===== Records for the exercise

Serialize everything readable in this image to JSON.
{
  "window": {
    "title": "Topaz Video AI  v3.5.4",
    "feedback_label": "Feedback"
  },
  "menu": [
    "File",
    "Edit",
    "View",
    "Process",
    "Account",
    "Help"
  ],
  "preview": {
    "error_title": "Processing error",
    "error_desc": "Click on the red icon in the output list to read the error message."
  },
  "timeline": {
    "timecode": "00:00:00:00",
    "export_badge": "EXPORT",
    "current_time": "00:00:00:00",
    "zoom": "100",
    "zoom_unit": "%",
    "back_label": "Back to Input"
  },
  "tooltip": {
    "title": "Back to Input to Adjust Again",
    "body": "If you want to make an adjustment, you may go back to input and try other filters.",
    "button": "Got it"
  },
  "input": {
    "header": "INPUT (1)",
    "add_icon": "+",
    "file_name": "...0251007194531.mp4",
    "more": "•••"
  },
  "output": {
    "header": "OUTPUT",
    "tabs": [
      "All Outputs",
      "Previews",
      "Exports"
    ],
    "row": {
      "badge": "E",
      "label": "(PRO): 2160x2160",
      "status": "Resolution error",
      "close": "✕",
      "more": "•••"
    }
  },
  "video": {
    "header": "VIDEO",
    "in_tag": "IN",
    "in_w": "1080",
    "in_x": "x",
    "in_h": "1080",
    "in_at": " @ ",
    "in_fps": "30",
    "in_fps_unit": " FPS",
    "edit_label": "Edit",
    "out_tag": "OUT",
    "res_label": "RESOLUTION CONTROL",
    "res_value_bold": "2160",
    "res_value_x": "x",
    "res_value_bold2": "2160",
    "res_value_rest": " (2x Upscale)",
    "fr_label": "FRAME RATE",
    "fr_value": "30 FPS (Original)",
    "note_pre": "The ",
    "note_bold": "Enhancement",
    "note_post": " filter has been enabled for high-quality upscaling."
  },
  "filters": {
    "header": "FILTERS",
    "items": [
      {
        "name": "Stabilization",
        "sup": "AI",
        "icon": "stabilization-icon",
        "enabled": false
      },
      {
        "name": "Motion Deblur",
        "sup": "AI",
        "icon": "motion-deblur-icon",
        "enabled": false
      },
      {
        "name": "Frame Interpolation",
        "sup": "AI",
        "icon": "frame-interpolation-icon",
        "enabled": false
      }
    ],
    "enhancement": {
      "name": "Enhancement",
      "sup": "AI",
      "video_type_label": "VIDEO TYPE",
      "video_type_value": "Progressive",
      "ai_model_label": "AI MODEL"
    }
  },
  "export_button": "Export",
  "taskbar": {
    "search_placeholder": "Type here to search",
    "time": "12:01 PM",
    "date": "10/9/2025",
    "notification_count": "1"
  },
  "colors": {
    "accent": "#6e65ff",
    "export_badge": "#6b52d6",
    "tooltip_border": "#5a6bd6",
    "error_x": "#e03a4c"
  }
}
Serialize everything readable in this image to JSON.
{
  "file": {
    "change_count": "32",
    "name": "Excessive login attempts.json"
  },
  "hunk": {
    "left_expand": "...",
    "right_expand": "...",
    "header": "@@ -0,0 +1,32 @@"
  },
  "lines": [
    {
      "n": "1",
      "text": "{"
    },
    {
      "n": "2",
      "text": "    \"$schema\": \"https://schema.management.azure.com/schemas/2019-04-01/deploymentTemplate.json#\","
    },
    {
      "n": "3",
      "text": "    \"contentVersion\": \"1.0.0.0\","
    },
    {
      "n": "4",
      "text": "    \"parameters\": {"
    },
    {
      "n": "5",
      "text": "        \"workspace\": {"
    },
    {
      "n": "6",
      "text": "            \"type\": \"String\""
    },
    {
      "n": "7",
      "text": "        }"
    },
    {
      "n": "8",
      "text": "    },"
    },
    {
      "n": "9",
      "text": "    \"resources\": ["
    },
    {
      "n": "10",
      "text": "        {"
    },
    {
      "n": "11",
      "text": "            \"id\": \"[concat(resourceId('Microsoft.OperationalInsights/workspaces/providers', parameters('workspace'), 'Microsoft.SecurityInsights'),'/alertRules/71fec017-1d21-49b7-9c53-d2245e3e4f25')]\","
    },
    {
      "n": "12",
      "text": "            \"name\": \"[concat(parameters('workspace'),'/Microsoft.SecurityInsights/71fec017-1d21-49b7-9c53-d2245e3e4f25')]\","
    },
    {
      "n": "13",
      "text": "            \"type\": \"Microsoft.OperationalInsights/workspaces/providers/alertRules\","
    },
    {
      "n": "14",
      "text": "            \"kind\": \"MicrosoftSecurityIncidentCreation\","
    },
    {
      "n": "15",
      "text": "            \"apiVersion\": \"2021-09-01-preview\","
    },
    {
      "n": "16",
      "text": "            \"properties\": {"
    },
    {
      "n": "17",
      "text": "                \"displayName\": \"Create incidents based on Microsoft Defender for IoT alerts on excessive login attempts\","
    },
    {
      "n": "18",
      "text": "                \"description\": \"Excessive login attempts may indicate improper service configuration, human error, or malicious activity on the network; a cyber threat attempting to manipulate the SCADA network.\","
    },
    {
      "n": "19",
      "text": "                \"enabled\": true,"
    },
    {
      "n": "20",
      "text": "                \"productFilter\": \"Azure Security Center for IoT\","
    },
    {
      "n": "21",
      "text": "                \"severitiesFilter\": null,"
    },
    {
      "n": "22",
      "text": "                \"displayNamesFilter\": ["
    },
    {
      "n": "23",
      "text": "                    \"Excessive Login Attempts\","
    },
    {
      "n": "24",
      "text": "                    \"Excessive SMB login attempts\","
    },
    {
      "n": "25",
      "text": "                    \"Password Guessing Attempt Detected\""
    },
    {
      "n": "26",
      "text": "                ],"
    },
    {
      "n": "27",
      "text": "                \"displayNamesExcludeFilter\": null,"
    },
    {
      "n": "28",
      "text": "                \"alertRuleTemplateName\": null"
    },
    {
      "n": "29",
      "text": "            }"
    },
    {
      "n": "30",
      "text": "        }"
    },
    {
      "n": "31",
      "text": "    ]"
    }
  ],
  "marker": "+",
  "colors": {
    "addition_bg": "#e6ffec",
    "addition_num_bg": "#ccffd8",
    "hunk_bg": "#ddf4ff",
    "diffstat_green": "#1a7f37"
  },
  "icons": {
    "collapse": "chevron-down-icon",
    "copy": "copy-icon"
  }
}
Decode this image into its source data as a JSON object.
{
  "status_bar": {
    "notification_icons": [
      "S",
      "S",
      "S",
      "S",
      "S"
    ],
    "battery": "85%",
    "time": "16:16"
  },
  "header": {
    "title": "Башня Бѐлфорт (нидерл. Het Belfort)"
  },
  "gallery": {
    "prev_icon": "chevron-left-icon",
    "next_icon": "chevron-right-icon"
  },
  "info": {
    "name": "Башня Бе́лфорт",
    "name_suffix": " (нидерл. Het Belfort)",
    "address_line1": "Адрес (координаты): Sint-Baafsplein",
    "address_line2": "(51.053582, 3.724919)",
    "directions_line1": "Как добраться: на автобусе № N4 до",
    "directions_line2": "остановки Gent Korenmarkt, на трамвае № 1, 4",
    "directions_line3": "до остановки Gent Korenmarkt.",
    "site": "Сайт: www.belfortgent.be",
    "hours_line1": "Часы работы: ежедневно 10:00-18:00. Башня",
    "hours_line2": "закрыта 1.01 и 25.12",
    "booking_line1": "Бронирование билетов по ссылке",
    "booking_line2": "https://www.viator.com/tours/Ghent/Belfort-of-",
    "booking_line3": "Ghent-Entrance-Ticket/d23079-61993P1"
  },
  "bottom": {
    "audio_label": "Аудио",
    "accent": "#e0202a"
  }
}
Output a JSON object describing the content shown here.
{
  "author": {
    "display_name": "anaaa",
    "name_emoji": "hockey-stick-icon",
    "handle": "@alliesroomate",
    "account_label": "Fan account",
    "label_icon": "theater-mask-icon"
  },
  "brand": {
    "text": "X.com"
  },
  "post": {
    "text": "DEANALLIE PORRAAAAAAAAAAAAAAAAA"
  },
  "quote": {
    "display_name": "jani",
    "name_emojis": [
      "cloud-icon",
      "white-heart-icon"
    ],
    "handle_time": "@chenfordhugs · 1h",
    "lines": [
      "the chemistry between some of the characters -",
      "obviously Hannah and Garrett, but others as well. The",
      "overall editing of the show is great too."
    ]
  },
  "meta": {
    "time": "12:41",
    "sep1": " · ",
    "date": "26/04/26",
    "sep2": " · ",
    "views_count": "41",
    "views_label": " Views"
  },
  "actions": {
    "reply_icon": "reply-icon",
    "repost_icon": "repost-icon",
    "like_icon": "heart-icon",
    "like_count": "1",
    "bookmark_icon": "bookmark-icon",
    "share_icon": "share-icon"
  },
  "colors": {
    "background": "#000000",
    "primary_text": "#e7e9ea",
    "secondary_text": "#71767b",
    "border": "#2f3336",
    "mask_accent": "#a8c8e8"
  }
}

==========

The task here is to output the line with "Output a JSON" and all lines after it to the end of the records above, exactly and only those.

■ Written response:
Output a JSON object describing the content shown here.
{
  "author": {
    "display_name": "anaaa",
    "name_emoji": "hockey-stick-icon",
    "handle": "@alliesroomate",
    "account_label": "Fan account",
    "label_icon": "theater-mask-icon"
  },
  "brand": {
    "text": "X.com"
  },
  "post": {
    "text": "DEANALLIE PORRAAAAAAAAAAAAAAAAA"
  },
  "quote": {
    "display_name": "jani",
    "name_emojis": [
      "cloud-icon",
      "white-heart-icon"
    ],
    "handle_time": "@chenfordhugs · 1h",
    "lines": [
      "the chemistry between some of the characters -",
      "obviously Hannah and Garrett, but others as well. The",
      "overall editing of the show is great too."
    ]
  },
  "meta": {
    "time": "12:41",
    "sep1": " · ",
    "date": "26/04/26",
    "sep2": " · ",
    "views_count": "41",
    "views_label": " Views"
  },
  "actions": {
    "reply_icon": "reply-icon",
    "repost_icon": "repost-icon",
    "like_icon": "heart-icon",
    "like_count": "1",
    "bookmark_icon": "bookmark-icon",
    "share_icon": "share-icon"
  },
  "colors": {
    "background": "#000000",
    "primary_text": "#e7e9ea",
    "secondary_text": "#71767b",
    "border": "#2f3336",
    "mask_accent": "#a8c8e8"
  }
}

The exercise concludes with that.